Start of MATERIAL SHOWN

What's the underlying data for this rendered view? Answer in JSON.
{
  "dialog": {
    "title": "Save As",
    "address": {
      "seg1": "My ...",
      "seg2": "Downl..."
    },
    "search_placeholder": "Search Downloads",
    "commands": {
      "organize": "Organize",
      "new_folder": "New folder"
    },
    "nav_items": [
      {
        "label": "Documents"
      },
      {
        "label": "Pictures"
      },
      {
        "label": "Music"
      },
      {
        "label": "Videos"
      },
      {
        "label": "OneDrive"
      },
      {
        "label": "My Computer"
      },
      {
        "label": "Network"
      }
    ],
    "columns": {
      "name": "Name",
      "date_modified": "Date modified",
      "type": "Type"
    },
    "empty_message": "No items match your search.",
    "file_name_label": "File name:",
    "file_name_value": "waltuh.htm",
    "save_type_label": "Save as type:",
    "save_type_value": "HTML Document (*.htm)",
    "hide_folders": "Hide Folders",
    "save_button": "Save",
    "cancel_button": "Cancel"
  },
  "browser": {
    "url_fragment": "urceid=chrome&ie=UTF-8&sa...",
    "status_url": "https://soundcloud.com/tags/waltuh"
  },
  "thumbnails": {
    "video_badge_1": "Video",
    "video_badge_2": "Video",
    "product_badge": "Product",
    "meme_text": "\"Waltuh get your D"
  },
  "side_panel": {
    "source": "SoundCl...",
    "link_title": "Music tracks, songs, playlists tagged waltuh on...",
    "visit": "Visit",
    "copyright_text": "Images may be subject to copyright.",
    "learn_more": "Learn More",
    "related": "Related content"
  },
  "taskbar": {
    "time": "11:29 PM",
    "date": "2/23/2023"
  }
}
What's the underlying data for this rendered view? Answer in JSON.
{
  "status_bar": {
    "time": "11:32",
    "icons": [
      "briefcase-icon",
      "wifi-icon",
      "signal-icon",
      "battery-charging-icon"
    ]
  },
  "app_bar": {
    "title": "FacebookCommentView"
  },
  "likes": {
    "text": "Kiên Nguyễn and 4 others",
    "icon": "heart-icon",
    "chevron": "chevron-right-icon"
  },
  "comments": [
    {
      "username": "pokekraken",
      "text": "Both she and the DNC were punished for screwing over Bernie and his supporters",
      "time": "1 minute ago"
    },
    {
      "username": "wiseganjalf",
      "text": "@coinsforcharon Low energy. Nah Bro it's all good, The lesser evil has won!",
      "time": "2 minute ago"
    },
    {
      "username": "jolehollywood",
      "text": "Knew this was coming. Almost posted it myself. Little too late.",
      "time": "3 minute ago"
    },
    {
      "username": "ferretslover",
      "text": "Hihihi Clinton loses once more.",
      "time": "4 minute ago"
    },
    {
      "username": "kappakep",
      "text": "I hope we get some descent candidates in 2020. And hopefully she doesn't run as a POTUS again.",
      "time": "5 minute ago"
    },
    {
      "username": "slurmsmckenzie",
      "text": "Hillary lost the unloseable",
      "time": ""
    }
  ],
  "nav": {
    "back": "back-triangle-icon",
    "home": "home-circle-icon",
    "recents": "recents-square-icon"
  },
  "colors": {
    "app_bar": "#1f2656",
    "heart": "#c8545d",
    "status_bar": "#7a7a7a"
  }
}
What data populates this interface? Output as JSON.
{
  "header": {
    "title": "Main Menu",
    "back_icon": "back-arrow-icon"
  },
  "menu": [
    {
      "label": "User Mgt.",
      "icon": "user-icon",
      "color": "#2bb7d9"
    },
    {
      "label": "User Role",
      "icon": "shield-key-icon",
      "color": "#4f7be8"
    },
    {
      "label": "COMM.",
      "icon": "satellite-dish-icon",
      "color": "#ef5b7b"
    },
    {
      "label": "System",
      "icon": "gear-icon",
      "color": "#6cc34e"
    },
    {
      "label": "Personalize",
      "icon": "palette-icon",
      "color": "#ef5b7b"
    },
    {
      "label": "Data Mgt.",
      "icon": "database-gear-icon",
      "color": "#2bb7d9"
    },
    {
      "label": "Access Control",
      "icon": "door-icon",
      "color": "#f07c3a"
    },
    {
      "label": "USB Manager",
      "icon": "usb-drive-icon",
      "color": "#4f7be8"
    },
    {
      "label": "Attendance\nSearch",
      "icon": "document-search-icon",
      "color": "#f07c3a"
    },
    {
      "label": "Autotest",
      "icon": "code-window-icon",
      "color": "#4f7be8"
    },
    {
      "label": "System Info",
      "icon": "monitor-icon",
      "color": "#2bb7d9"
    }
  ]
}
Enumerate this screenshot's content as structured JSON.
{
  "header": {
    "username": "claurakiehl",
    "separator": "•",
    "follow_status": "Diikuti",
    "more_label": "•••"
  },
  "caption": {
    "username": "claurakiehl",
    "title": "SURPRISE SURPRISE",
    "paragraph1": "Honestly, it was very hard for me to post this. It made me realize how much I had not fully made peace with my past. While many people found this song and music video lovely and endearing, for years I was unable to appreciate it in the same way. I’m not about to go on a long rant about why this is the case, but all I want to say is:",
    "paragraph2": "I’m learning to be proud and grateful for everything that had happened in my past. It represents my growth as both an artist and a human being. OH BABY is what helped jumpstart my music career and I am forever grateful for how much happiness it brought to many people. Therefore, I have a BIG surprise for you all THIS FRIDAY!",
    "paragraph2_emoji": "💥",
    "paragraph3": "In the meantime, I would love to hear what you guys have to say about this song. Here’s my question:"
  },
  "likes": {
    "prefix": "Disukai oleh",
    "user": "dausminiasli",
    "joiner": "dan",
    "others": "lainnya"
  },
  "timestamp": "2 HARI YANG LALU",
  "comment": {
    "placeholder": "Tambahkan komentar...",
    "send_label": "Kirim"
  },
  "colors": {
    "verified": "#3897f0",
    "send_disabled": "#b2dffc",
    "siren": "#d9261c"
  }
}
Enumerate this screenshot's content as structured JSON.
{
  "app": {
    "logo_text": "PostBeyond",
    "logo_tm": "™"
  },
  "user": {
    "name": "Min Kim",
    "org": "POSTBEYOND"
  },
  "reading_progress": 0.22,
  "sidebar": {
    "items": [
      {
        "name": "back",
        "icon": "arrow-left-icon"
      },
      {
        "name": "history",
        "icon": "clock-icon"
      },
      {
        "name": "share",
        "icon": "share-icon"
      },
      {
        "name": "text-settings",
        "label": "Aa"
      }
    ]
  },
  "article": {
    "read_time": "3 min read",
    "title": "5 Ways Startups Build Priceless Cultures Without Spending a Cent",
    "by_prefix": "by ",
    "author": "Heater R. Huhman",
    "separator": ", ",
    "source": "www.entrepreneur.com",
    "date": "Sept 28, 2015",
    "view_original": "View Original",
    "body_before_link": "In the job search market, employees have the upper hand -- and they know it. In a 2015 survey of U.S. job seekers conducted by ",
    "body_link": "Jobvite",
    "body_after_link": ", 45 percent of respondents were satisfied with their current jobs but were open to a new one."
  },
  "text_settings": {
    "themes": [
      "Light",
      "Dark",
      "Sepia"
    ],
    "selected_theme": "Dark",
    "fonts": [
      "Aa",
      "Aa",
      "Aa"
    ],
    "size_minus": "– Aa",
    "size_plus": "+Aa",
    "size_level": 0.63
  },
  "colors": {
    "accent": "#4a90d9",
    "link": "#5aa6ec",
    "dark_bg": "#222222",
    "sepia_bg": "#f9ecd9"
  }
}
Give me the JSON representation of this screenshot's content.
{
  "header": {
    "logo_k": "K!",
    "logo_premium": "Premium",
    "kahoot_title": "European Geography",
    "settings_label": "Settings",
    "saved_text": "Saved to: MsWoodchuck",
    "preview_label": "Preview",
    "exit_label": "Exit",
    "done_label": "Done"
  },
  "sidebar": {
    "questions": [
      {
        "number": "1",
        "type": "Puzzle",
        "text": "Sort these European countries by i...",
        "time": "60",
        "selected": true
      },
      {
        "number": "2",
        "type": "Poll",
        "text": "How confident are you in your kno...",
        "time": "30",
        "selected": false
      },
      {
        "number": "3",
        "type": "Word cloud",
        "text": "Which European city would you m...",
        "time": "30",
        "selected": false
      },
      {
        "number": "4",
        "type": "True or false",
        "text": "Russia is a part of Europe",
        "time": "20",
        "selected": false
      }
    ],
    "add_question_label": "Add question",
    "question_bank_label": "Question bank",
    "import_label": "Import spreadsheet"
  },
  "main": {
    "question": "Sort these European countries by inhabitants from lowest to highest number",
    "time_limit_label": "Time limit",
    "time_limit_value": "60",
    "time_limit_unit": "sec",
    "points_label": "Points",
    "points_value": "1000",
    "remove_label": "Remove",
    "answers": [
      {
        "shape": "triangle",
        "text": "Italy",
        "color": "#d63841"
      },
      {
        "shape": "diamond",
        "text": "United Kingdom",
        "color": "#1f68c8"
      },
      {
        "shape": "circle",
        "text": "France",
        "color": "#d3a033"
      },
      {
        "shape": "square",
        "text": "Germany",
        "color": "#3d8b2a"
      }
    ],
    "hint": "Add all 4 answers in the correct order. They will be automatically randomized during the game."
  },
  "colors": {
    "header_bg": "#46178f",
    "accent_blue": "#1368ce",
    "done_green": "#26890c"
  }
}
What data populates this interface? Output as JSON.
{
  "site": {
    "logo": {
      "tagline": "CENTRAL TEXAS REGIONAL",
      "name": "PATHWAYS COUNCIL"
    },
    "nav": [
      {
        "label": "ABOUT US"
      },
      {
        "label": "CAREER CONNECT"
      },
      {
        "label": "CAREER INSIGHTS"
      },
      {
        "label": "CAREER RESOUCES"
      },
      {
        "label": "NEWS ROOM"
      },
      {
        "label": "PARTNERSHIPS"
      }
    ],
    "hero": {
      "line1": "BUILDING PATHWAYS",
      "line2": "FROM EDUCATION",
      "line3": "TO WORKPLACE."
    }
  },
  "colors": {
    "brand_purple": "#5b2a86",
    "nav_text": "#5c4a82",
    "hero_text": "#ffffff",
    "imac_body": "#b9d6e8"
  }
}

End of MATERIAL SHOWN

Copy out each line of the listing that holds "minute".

EXERCISE OUTPUT:
      "time": "1 minute ago"
      "time": "2 minute ago"
      "time": "3 minute ago"
      "time": "4 minute ago"
      "time": "5 minute ago"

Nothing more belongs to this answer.